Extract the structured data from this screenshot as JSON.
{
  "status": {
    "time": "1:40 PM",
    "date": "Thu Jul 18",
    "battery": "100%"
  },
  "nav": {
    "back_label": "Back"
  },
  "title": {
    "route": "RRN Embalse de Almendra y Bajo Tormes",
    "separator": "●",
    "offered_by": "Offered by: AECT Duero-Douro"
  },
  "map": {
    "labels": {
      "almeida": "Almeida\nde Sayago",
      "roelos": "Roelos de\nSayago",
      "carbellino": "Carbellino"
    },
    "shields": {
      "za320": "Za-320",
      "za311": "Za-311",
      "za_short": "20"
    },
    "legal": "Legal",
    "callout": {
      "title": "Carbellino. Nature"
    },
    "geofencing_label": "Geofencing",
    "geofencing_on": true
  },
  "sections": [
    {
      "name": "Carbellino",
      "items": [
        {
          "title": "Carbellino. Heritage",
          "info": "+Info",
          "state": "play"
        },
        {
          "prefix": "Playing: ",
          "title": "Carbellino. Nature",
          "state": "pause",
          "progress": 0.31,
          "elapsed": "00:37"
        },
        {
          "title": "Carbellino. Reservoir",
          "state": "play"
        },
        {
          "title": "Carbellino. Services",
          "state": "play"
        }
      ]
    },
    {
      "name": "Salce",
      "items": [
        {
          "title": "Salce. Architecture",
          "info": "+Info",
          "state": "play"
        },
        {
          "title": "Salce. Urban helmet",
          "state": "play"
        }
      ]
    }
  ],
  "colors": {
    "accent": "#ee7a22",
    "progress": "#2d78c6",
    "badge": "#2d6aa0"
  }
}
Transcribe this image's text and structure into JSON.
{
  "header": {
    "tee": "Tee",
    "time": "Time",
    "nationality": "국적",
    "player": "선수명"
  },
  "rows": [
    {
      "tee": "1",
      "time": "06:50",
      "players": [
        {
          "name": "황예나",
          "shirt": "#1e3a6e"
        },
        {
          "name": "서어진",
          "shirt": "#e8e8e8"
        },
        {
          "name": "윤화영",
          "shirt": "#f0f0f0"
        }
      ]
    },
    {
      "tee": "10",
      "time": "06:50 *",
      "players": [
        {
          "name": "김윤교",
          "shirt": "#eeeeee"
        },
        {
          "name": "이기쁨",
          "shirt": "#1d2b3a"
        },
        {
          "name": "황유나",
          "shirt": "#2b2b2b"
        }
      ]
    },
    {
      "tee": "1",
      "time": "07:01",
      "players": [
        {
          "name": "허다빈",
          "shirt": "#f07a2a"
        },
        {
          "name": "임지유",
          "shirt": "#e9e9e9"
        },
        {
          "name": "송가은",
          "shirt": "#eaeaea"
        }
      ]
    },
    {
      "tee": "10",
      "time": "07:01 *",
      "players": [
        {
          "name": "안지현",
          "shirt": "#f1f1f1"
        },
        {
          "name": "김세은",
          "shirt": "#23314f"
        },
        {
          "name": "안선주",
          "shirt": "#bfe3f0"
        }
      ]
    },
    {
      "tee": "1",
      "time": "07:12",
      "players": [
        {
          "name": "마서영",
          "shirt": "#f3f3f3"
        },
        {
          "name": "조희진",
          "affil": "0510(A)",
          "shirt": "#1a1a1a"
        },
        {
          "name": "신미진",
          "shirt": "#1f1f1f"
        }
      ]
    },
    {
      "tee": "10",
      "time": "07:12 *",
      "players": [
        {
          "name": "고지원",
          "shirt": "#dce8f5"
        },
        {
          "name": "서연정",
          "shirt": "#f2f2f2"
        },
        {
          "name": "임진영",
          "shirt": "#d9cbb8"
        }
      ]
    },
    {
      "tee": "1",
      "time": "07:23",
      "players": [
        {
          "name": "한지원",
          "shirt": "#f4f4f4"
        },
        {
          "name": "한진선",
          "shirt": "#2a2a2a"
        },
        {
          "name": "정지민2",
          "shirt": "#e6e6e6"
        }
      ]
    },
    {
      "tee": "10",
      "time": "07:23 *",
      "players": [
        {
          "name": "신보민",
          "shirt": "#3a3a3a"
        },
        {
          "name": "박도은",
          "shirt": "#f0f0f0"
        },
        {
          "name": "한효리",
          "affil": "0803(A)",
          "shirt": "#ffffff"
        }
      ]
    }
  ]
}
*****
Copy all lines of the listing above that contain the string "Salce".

      "name": "Salce",
          "title": "Salce. Architecture",
          "title": "Salce. Urban helmet",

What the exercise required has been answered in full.